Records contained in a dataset

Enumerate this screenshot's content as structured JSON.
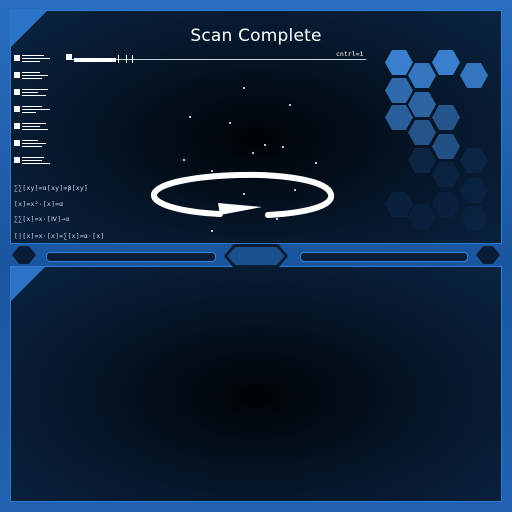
{
  "screen": {
    "title": "Scan Complete",
    "slider_label": "cntrl=1",
    "formulas": [
      "∑∑[xy]=α[xy]=β[xy]",
      "[x]=x²·[x]=α",
      "∑∑[x]=x·[Ⅳ]→α",
      "[|[x]=x·[x]=∑[x]=α·[x]"
    ],
    "scan_progress": 1.0
  },
  "colors": {
    "frame": "#1d5aa3",
    "accent": "#2d74c6",
    "panel_dark": "#06172b",
    "hex_bright": "#3a7fcd",
    "hex_dim": "#12355f",
    "text": "#ffffff"
  },
  "icons": {
    "spinner": "circular-arrow-icon",
    "corner": "triangle-corner-icon"
  }
}
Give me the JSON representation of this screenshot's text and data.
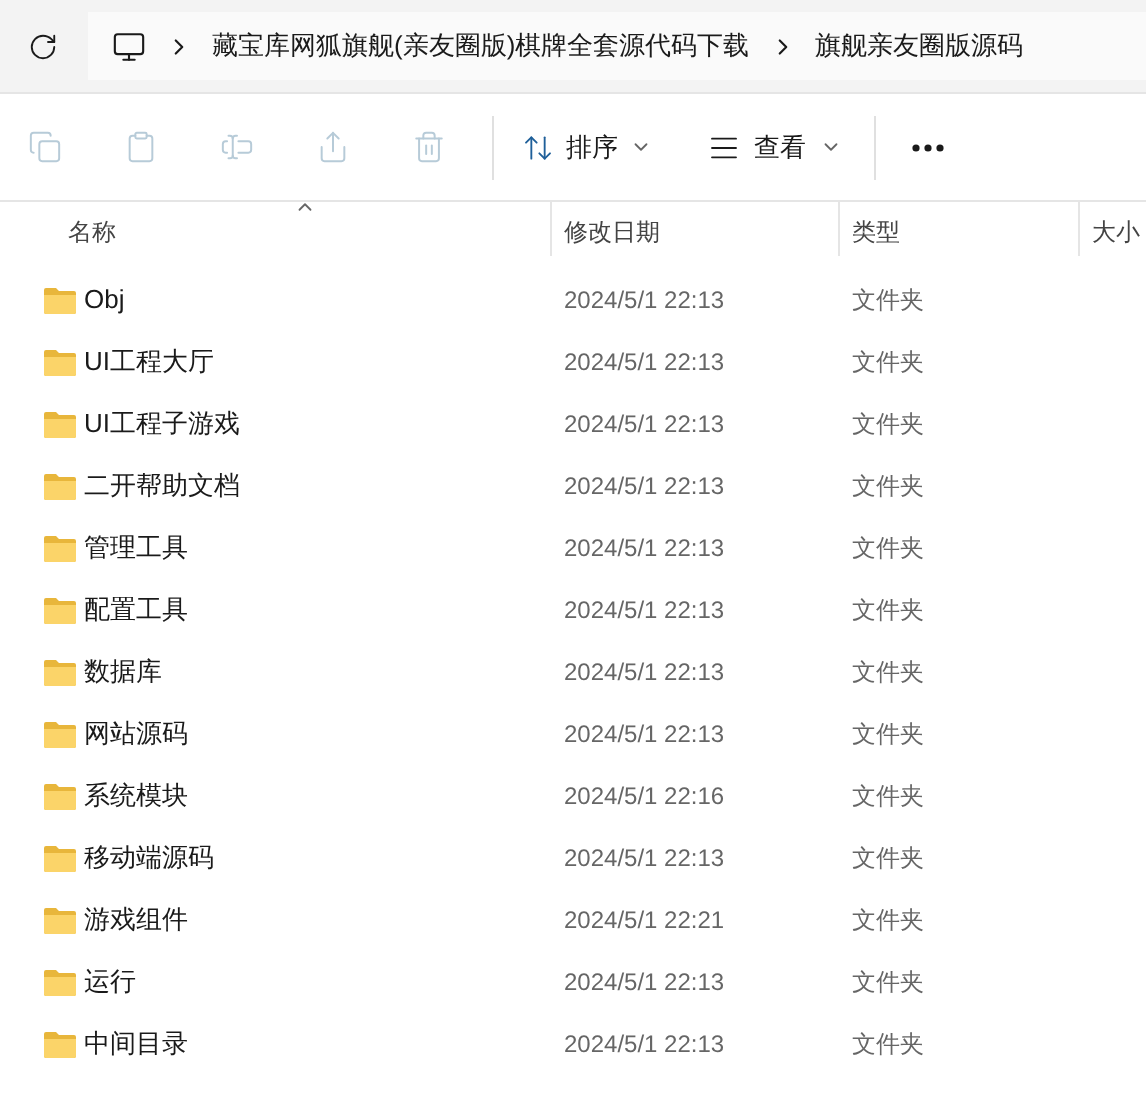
{
  "breadcrumbs": [
    "藏宝库网狐旗舰(亲友圈版)棋牌全套源代码下载",
    "旗舰亲友圈版源码"
  ],
  "toolbar": {
    "actions": [
      {
        "kind": "copy",
        "disabled": true
      },
      {
        "kind": "paste",
        "disabled": true
      },
      {
        "kind": "rename",
        "disabled": true
      },
      {
        "kind": "share",
        "disabled": true
      },
      {
        "kind": "delete",
        "disabled": true
      }
    ],
    "sort": "排序",
    "view": "查看"
  },
  "table": {
    "columns": [
      "名称",
      "修改日期",
      "类型",
      "大小"
    ],
    "rows": [
      {
        "name": "Obj",
        "date": "2024/5/1 22:13",
        "type": "文件夹"
      },
      {
        "name": "UI工程大厅",
        "date": "2024/5/1 22:13",
        "type": "文件夹"
      },
      {
        "name": "UI工程子游戏",
        "date": "2024/5/1 22:13",
        "type": "文件夹"
      },
      {
        "name": "二开帮助文档",
        "date": "2024/5/1 22:13",
        "type": "文件夹"
      },
      {
        "name": "管理工具",
        "date": "2024/5/1 22:13",
        "type": "文件夹"
      },
      {
        "name": "配置工具",
        "date": "2024/5/1 22:13",
        "type": "文件夹"
      },
      {
        "name": "数据库",
        "date": "2024/5/1 22:13",
        "type": "文件夹"
      },
      {
        "name": "网站源码",
        "date": "2024/5/1 22:13",
        "type": "文件夹"
      },
      {
        "name": "系统模块",
        "date": "2024/5/1 22:16",
        "type": "文件夹"
      },
      {
        "name": "移动端源码",
        "date": "2024/5/1 22:13",
        "type": "文件夹"
      },
      {
        "name": "游戏组件",
        "date": "2024/5/1 22:21",
        "type": "文件夹"
      },
      {
        "name": "运行",
        "date": "2024/5/1 22:13",
        "type": "文件夹"
      },
      {
        "name": "中间目录",
        "date": "2024/5/1 22:13",
        "type": "文件夹"
      }
    ]
  }
}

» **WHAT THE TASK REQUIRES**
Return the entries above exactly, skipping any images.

» **SOLUTION**
Enumerate this screenshot's content as structured JSON.
{
  "screen": {
    "title": "Scan Complete",
    "slider_label": "cntrl=1",
    "formulas": [
      "∑∑[xy]=α[xy]=β[xy]",
      "[x]=x²·[x]=α",
      "∑∑[x]=x·[Ⅳ]→α",
      "[|[x]=x·[x]=∑[x]=α·[x]"
    ],
    "scan_progress": 1.0
  },
  "colors": {
    "frame": "#1d5aa3",
    "accent": "#2d74c6",
    "panel_dark": "#06172b",
    "hex_bright": "#3a7fcd",
    "hex_dim": "#12355f",
    "text": "#ffffff"
  },
  "icons": {
    "spinner": "circular-arrow-icon",
    "corner": "triangle-corner-icon"
  }
}
Give me the JSON representation of this screenshot's text and data.
{
  "breadcrumbs": [
    "藏宝库网狐旗舰(亲友圈版)棋牌全套源代码下载",
    "旗舰亲友圈版源码"
  ],
  "toolbar": {
    "actions": [
      {
        "kind": "copy",
        "disabled": true
      },
      {
        "kind": "paste",
        "disabled": true
      },
      {
        "kind": "rename",
        "disabled": true
      },
      {
        "kind": "share",
        "disabled": true
      },
      {
        "kind": "delete",
        "disabled": true
      }
    ],
    "sort": "排序",
    "view": "查看"
  },
  "table": {
    "columns": [
      "名称",
      "修改日期",
      "类型",
      "大小"
    ],
    "rows": [
      {
        "name": "Obj",
        "date": "2024/5/1 22:13",
        "type": "文件夹"
      },
      {
        "name": "UI工程大厅",
        "date": "2024/5/1 22:13",
        "type": "文件夹"
      },
      {
        "name": "UI工程子游戏",
        "date": "2024/5/1 22:13",
        "type": "文件夹"
      },
      {
        "name": "二开帮助文档",
        "date": "2024/5/1 22:13",
        "type": "文件夹"
      },
      {
        "name": "管理工具",
        "date": "2024/5/1 22:13",
        "type": "文件夹"
      },
      {
        "name": "配置工具",
        "date": "2024/5/1 22:13",
        "type": "文件夹"
      },
      {
        "name": "数据库",
        "date": "2024/5/1 22:13",
        "type": "文件夹"
      },
      {
        "name": "网站源码",
        "date": "2024/5/1 22:13",
        "type": "文件夹"
      },
      {
        "name": "系统模块",
        "date": "2024/5/1 22:16",
        "type": "文件夹"
      },
      {
        "name": "移动端源码",
        "date": "2024/5/1 22:13",
        "type": "文件夹"
      },
      {
        "name": "游戏组件",
        "date": "2024/5/1 22:21",
        "type": "文件夹"
      },
      {
        "name": "运行",
        "date": "2024/5/1 22:13",
        "type": "文件夹"
      },
      {
        "name": "中间目录",
        "date": "2024/5/1 22:13",
        "type": "文件夹"
      }
    ]
  }
}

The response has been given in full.